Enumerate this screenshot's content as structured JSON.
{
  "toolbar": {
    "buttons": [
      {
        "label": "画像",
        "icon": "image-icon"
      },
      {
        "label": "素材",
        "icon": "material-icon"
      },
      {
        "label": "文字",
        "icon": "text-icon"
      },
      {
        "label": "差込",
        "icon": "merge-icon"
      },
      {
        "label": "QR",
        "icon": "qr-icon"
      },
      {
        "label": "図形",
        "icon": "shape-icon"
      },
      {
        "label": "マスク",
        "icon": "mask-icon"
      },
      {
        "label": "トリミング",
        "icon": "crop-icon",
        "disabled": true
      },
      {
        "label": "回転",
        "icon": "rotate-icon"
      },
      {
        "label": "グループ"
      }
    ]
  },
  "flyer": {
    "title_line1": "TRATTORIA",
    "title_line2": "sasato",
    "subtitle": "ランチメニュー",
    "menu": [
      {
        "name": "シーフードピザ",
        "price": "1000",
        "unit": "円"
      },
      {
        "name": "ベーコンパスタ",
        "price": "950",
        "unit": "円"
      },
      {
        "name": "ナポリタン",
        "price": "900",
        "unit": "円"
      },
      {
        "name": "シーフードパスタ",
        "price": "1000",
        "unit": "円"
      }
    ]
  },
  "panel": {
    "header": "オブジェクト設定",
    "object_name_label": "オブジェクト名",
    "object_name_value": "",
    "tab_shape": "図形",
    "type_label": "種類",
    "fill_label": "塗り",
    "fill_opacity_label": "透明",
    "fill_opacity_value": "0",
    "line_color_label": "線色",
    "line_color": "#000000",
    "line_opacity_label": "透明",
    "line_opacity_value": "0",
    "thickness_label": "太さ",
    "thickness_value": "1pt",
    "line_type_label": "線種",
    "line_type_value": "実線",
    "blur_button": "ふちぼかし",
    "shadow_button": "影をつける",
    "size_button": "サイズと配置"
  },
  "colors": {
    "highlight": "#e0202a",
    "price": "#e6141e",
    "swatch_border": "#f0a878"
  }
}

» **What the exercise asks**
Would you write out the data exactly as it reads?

» **Reply**
Enumerate this screenshot's content as structured JSON.
{
  "toolbar": {
    "buttons": [
      {
        "label": "画像",
        "icon": "image-icon"
      },
      {
        "label": "素材",
        "icon": "material-icon"
      },
      {
        "label": "文字",
        "icon": "text-icon"
      },
      {
        "label": "差込",
        "icon": "merge-icon"
      },
      {
        "label": "QR",
        "icon": "qr-icon"
      },
      {
        "label": "図形",
        "icon": "shape-icon"
      },
      {
        "label": "マスク",
        "icon": "mask-icon"
      },
      {
        "label": "トリミング",
        "icon": "crop-icon",
        "disabled": true
      },
      {
        "label": "回転",
        "icon": "rotate-icon"
      },
      {
        "label": "グループ"
      }
    ]
  },
  "flyer": {
    "title_line1": "TRATTORIA",
    "title_line2": "sasato",
    "subtitle": "ランチメニュー",
    "menu": [
      {
        "name": "シーフードピザ",
        "price": "1000",
        "unit": "円"
      },
      {
        "name": "ベーコンパスタ",
        "price": "950",
        "unit": "円"
      },
      {
        "name": "ナポリタン",
        "price": "900",
        "unit": "円"
      },
      {
        "name": "シーフードパスタ",
        "price": "1000",
        "unit": "円"
      }
    ]
  },
  "panel": {
    "header": "オブジェクト設定",
    "object_name_label": "オブジェクト名",
    "object_name_value": "",
    "tab_shape": "図形",
    "type_label": "種類",
    "fill_label": "塗り",
    "fill_opacity_label": "透明",
    "fill_opacity_value": "0",
    "line_color_label": "線色",
    "line_color": "#000000",
    "line_opacity_label": "透明",
    "line_opacity_value": "0",
    "thickness_label": "太さ",
    "thickness_value": "1pt",
    "line_type_label": "線種",
    "line_type_value": "実線",
    "blur_button": "ふちぼかし",
    "shadow_button": "影をつける",
    "size_button": "サイズと配置"
  },
  "colors": {
    "highlight": "#e0202a",
    "price": "#e6141e",
    "swatch_border": "#f0a878"
  }
}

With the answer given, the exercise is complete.